## YOUR ASSIGNMENT
What lines of the material below include the string "this"? Copy all of them.
────────────────
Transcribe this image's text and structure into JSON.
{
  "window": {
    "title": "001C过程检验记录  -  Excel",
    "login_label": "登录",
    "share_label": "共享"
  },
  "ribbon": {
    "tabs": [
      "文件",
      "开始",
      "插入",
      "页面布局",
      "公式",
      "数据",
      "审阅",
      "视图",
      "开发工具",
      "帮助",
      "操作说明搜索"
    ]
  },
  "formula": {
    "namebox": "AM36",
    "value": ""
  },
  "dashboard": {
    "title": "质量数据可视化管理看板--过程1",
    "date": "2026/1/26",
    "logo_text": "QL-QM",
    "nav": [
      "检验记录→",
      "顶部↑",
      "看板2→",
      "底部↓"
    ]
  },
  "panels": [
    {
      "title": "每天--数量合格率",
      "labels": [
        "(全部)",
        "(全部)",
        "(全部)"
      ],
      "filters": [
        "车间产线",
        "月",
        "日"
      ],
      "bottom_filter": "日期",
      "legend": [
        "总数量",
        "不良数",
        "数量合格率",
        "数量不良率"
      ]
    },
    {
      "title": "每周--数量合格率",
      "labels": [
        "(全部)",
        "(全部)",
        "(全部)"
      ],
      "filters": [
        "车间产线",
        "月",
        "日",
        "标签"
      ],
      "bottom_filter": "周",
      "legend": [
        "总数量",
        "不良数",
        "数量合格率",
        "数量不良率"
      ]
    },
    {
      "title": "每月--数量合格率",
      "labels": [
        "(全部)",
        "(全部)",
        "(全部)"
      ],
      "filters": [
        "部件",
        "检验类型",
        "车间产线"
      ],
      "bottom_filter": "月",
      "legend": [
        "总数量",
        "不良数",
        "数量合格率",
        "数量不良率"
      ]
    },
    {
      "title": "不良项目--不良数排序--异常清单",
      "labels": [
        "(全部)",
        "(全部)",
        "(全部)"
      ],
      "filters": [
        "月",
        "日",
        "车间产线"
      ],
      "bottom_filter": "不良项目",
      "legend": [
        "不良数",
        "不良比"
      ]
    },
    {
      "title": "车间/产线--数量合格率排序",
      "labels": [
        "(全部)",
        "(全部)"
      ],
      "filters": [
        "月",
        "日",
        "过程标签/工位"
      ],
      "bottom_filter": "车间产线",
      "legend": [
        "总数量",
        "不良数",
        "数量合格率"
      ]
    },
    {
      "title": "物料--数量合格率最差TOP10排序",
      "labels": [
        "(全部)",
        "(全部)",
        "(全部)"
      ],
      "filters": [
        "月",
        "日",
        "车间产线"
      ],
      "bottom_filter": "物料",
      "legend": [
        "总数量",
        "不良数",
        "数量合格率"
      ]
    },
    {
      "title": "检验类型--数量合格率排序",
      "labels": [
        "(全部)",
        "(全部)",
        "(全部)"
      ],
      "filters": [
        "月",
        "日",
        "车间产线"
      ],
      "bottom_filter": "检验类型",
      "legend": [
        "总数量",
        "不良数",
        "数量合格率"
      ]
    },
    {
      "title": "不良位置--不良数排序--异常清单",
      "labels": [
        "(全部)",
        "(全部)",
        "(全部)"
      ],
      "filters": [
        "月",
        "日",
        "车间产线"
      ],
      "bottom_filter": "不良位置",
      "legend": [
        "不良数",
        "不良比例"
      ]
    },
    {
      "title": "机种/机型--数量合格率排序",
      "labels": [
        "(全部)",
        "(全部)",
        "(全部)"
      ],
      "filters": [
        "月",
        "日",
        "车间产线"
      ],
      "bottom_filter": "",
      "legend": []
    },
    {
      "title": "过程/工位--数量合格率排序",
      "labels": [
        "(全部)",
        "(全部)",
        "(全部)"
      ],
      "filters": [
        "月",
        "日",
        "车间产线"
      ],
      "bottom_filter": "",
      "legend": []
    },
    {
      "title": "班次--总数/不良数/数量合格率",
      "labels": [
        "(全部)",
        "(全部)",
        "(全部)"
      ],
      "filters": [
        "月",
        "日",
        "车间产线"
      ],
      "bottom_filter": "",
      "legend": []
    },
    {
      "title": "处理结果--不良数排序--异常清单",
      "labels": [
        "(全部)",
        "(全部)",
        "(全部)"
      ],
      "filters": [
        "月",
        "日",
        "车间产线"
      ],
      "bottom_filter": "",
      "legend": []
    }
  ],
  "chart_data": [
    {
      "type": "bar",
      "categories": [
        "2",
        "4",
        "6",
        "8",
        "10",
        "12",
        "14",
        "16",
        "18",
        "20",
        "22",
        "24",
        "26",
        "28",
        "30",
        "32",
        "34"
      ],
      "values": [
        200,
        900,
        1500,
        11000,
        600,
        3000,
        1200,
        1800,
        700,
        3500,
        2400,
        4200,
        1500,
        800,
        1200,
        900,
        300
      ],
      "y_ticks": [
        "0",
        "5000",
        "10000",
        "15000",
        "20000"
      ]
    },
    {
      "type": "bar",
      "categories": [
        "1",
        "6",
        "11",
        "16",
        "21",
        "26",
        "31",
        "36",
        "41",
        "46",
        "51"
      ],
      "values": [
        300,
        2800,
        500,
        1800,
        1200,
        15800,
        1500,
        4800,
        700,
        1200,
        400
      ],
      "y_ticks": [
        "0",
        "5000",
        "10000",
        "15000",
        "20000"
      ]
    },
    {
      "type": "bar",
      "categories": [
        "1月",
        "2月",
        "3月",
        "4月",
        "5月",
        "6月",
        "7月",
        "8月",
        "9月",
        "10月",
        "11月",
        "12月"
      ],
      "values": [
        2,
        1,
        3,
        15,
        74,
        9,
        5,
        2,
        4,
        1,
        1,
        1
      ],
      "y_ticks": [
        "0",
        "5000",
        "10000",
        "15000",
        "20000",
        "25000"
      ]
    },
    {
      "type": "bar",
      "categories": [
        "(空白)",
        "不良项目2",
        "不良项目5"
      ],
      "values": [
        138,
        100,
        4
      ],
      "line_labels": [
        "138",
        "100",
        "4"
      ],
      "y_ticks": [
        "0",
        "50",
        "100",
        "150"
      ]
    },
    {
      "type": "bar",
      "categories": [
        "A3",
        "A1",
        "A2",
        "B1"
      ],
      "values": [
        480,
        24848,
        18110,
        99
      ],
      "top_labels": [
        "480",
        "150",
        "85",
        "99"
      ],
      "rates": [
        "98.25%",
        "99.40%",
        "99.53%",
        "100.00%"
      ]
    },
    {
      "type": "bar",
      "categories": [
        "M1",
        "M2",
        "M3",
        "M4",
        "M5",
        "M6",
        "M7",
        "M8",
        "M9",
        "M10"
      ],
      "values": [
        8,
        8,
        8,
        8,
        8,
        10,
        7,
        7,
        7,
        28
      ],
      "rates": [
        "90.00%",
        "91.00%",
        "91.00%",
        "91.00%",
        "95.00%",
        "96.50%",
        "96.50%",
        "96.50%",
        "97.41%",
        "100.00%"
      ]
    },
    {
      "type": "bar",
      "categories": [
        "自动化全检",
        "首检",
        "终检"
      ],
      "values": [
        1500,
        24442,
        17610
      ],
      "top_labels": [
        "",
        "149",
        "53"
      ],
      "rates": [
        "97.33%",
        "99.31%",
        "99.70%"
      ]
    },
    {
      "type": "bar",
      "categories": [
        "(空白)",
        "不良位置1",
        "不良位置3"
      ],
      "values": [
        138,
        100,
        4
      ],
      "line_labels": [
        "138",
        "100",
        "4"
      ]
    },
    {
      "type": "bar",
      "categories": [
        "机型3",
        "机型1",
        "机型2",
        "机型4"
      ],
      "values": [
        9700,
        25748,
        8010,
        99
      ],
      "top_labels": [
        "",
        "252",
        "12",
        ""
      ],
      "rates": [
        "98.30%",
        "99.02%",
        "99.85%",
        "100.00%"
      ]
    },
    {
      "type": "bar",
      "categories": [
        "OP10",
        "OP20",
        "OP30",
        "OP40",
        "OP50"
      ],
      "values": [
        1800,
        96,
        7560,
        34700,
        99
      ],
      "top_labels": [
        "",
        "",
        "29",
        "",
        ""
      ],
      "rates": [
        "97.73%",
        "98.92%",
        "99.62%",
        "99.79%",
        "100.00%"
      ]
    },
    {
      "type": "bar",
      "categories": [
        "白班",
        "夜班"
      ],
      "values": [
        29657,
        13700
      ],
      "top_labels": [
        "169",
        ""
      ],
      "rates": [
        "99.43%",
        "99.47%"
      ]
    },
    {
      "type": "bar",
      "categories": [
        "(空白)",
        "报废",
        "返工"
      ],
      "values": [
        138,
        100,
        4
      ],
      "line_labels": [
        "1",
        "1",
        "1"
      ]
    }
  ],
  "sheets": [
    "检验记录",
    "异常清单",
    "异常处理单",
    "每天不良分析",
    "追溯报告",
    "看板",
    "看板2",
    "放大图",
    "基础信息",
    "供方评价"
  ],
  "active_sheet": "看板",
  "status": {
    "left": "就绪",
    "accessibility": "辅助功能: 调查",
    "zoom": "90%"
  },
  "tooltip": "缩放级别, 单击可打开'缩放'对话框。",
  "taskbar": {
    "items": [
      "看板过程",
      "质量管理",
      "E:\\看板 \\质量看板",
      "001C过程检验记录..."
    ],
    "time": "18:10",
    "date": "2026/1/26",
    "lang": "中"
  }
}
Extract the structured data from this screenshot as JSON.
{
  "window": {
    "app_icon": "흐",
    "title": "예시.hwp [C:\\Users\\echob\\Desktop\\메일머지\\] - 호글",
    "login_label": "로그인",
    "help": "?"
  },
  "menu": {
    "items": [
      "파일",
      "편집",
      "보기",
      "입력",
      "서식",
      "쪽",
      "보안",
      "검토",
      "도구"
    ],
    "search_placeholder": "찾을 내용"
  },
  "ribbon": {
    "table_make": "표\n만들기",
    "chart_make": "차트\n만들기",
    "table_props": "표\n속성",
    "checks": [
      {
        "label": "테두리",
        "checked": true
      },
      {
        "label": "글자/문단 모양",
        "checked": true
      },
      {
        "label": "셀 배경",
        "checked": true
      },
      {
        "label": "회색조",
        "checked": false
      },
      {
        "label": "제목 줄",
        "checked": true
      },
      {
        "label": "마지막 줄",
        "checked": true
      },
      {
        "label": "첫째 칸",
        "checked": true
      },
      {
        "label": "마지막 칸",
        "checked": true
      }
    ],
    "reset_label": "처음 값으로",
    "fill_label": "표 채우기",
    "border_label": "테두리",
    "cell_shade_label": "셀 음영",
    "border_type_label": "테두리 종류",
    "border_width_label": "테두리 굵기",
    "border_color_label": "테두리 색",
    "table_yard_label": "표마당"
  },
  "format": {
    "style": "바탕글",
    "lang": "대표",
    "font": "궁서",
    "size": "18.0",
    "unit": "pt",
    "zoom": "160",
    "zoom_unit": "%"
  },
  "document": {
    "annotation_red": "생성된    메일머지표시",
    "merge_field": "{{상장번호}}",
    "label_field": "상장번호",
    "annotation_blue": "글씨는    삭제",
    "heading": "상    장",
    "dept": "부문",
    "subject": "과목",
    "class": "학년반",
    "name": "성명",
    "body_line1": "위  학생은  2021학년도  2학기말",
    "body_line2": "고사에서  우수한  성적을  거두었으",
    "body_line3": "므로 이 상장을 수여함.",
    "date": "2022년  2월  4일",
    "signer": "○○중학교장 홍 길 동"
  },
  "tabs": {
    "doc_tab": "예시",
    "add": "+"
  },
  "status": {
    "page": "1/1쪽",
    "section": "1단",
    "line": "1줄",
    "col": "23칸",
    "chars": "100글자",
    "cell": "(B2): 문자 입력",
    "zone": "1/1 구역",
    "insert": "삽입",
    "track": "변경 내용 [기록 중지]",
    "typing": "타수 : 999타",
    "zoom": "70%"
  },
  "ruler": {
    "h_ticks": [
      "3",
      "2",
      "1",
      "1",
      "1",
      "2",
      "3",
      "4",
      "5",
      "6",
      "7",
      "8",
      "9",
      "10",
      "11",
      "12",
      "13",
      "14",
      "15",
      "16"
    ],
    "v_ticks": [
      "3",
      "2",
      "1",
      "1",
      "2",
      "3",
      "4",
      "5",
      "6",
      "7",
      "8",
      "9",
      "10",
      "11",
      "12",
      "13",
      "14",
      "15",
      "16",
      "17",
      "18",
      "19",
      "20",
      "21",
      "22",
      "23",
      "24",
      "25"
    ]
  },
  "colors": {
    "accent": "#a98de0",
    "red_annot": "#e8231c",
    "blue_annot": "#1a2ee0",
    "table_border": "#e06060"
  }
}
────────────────
## REPLY TO THE TASK
Transcribe this image's text and structure into JSON.
Extract the structured data from this screenshot as JSON.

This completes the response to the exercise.